▶ [WHAT THE TASK ASKS]: Only a single number is expected: how many lines of the data hold the word "Deploy".

▶ [EXERCISE DATA]:

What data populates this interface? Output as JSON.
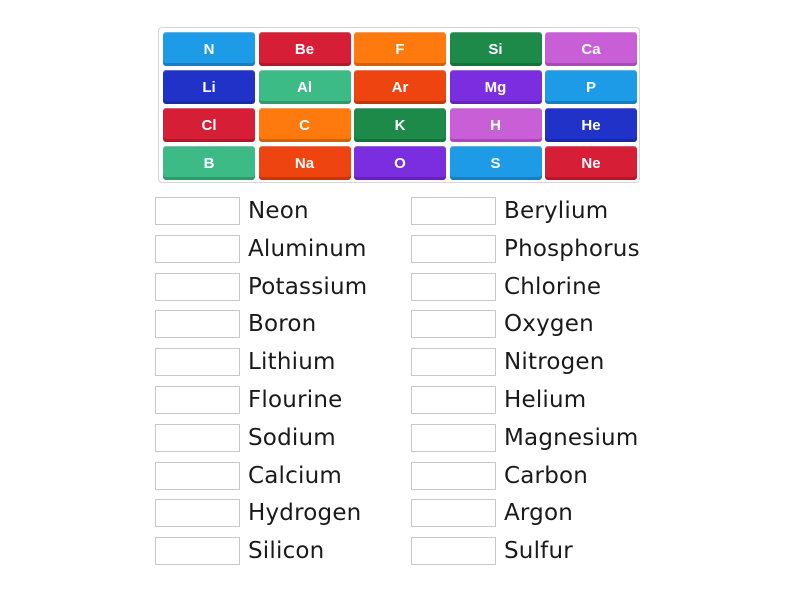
{
  "tiles": [
    {
      "label": "N",
      "color": "#1e9be6"
    },
    {
      "label": "Be",
      "color": "#d61f36"
    },
    {
      "label": "F",
      "color": "#ff7a0e"
    },
    {
      "label": "Si",
      "color": "#1d8a4a"
    },
    {
      "label": "Ca",
      "color": "#c95fd6"
    },
    {
      "label": "Li",
      "color": "#2032c8"
    },
    {
      "label": "Al",
      "color": "#3dbb86"
    },
    {
      "label": "Ar",
      "color": "#ee4410"
    },
    {
      "label": "Mg",
      "color": "#7a2ee0"
    },
    {
      "label": "P",
      "color": "#1e9be6"
    },
    {
      "label": "Cl",
      "color": "#d61f36"
    },
    {
      "label": "C",
      "color": "#ff7a0e"
    },
    {
      "label": "K",
      "color": "#1d8a4a"
    },
    {
      "label": "H",
      "color": "#c95fd6"
    },
    {
      "label": "He",
      "color": "#2032c8"
    },
    {
      "label": "B",
      "color": "#3dbb86"
    },
    {
      "label": "Na",
      "color": "#ee4410"
    },
    {
      "label": "O",
      "color": "#7a2ee0"
    },
    {
      "label": "S",
      "color": "#1e9be6"
    },
    {
      "label": "Ne",
      "color": "#d61f36"
    }
  ],
  "left_items": [
    "Neon",
    "Aluminum",
    "Potassium",
    "Boron",
    "Lithium",
    "Flourine",
    "Sodium",
    "Calcium",
    "Hydrogen",
    "Silicon"
  ],
  "right_items": [
    "Berylium",
    "Phosphorus",
    "Chlorine",
    "Oxygen",
    "Nitrogen",
    "Helium",
    "Magnesium",
    "Carbon",
    "Argon",
    "Sulfur"
  ]
}
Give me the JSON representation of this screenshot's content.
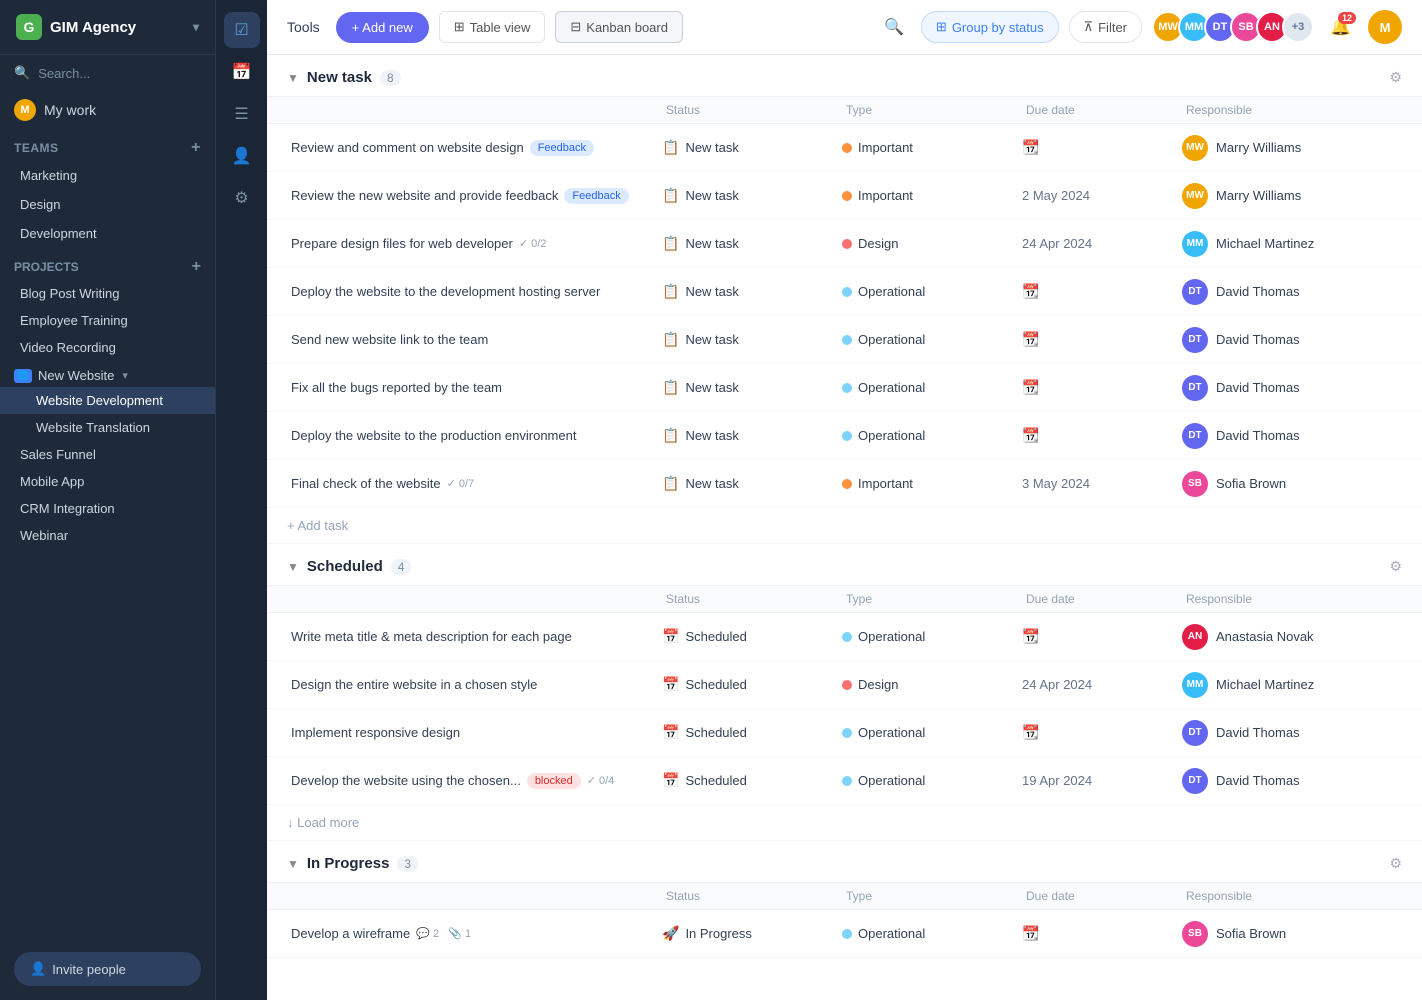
{
  "app": {
    "name": "GIM Agency",
    "logo_letter": "G"
  },
  "sidebar": {
    "search_placeholder": "Search...",
    "my_work_label": "My work",
    "teams_label": "Teams",
    "projects_label": "Projects",
    "teams": [
      {
        "label": "Marketing"
      },
      {
        "label": "Design"
      },
      {
        "label": "Development"
      }
    ],
    "projects": [
      {
        "label": "Blog Post Writing"
      },
      {
        "label": "Employee Training"
      },
      {
        "label": "Video Recording"
      },
      {
        "label": "New Website"
      },
      {
        "label": "Website Development"
      },
      {
        "label": "Website Translation"
      },
      {
        "label": "Sales Funnel"
      },
      {
        "label": "Mobile App"
      },
      {
        "label": "CRM Integration"
      },
      {
        "label": "Webinar"
      }
    ],
    "invite_label": "Invite people"
  },
  "toolbar": {
    "tools_label": "Tools",
    "add_new_label": "+ Add new",
    "table_view_label": "Table view",
    "kanban_board_label": "Kanban board",
    "group_by_label": "Group by status",
    "filter_label": "Filter",
    "notification_count": "12"
  },
  "task_groups": [
    {
      "title": "New task",
      "count": "8",
      "col_headers": [
        "Status",
        "Type",
        "Due date",
        "Responsible"
      ],
      "tasks": [
        {
          "name": "Review and comment on website design",
          "tag": "Feedback",
          "tag_type": "feedback",
          "status_icon": "📋",
          "status": "New task",
          "type_color": "#fb923c",
          "type": "Important",
          "due_date": "",
          "responsible_name": "Marry Williams",
          "responsible_color": "#f0a500"
        },
        {
          "name": "Review the new website and provide feedback",
          "tag": "Feedback",
          "tag_type": "feedback",
          "status_icon": "📋",
          "status": "New task",
          "type_color": "#fb923c",
          "type": "Important",
          "due_date": "2 May 2024",
          "responsible_name": "Marry Williams",
          "responsible_color": "#f0a500"
        },
        {
          "name": "Prepare design files for web developer",
          "tag": "",
          "check_count": "0/2",
          "status_icon": "📋",
          "status": "New task",
          "type_color": "#f87171",
          "type": "Design",
          "due_date": "24 Apr 2024",
          "responsible_name": "Michael Martinez",
          "responsible_color": "#38bdf8"
        },
        {
          "name": "Deploy the website to the development hosting server",
          "tag": "",
          "status_icon": "📋",
          "status": "New task",
          "type_color": "#7dd3fc",
          "type": "Operational",
          "due_date": "",
          "responsible_name": "David Thomas",
          "responsible_color": "#6366f1"
        },
        {
          "name": "Send new website link to the team",
          "tag": "",
          "status_icon": "📋",
          "status": "New task",
          "type_color": "#7dd3fc",
          "type": "Operational",
          "due_date": "",
          "responsible_name": "David Thomas",
          "responsible_color": "#6366f1"
        },
        {
          "name": "Fix all the bugs reported by the team",
          "tag": "",
          "status_icon": "📋",
          "status": "New task",
          "type_color": "#7dd3fc",
          "type": "Operational",
          "due_date": "",
          "responsible_name": "David Thomas",
          "responsible_color": "#6366f1"
        },
        {
          "name": "Deploy the website to the production environment",
          "tag": "",
          "status_icon": "📋",
          "status": "New task",
          "type_color": "#7dd3fc",
          "type": "Operational",
          "due_date": "",
          "responsible_name": "David Thomas",
          "responsible_color": "#6366f1"
        },
        {
          "name": "Final check of the website",
          "tag": "",
          "check_count": "0/7",
          "status_icon": "📋",
          "status": "New task",
          "type_color": "#fb923c",
          "type": "Important",
          "due_date": "3 May 2024",
          "responsible_name": "Sofia Brown",
          "responsible_color": "#ec4899"
        }
      ],
      "add_task_label": "+ Add task"
    },
    {
      "title": "Scheduled",
      "count": "4",
      "col_headers": [
        "Status",
        "Type",
        "Due date",
        "Responsible"
      ],
      "tasks": [
        {
          "name": "Write meta title & meta description for each page",
          "tag": "",
          "status_icon": "📅",
          "status": "Scheduled",
          "type_color": "#7dd3fc",
          "type": "Operational",
          "due_date": "",
          "responsible_name": "Anastasia Novak",
          "responsible_color": "#e11d48"
        },
        {
          "name": "Design the entire website in a chosen style",
          "tag": "",
          "status_icon": "📅",
          "status": "Scheduled",
          "type_color": "#f87171",
          "type": "Design",
          "due_date": "24 Apr 2024",
          "responsible_name": "Michael Martinez",
          "responsible_color": "#38bdf8"
        },
        {
          "name": "Implement responsive design",
          "tag": "",
          "status_icon": "📅",
          "status": "Scheduled",
          "type_color": "#7dd3fc",
          "type": "Operational",
          "due_date": "",
          "responsible_name": "David Thomas",
          "responsible_color": "#6366f1"
        },
        {
          "name": "Develop the website using the chosen...",
          "tag": "blocked",
          "tag_type": "blocked",
          "check_count": "0/4",
          "status_icon": "📅",
          "status": "Scheduled",
          "type_color": "#7dd3fc",
          "type": "Operational",
          "due_date": "19 Apr 2024",
          "responsible_name": "David Thomas",
          "responsible_color": "#6366f1"
        }
      ],
      "load_more_label": "↓ Load more"
    },
    {
      "title": "In Progress",
      "count": "3",
      "col_headers": [
        "Status",
        "Type",
        "Due date",
        "Responsible"
      ],
      "tasks": [
        {
          "name": "Develop a wireframe",
          "tag": "",
          "comment_count": "2",
          "attachment_count": "1",
          "status_icon": "🚀",
          "status": "In Progress",
          "type_color": "#7dd3fc",
          "type": "Operational",
          "due_date": "",
          "responsible_name": "Sofia Brown",
          "responsible_color": "#ec4899"
        }
      ]
    }
  ],
  "avatars": [
    {
      "color": "#f0a500",
      "initials": "MW"
    },
    {
      "color": "#38bdf8",
      "initials": "MM"
    },
    {
      "color": "#6366f1",
      "initials": "DT"
    },
    {
      "color": "#ec4899",
      "initials": "SB"
    },
    {
      "color": "#e11d48",
      "initials": "AN"
    }
  ],
  "avatar_extra": "+3"
}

▶ [RESULT OF THE TASK]: 2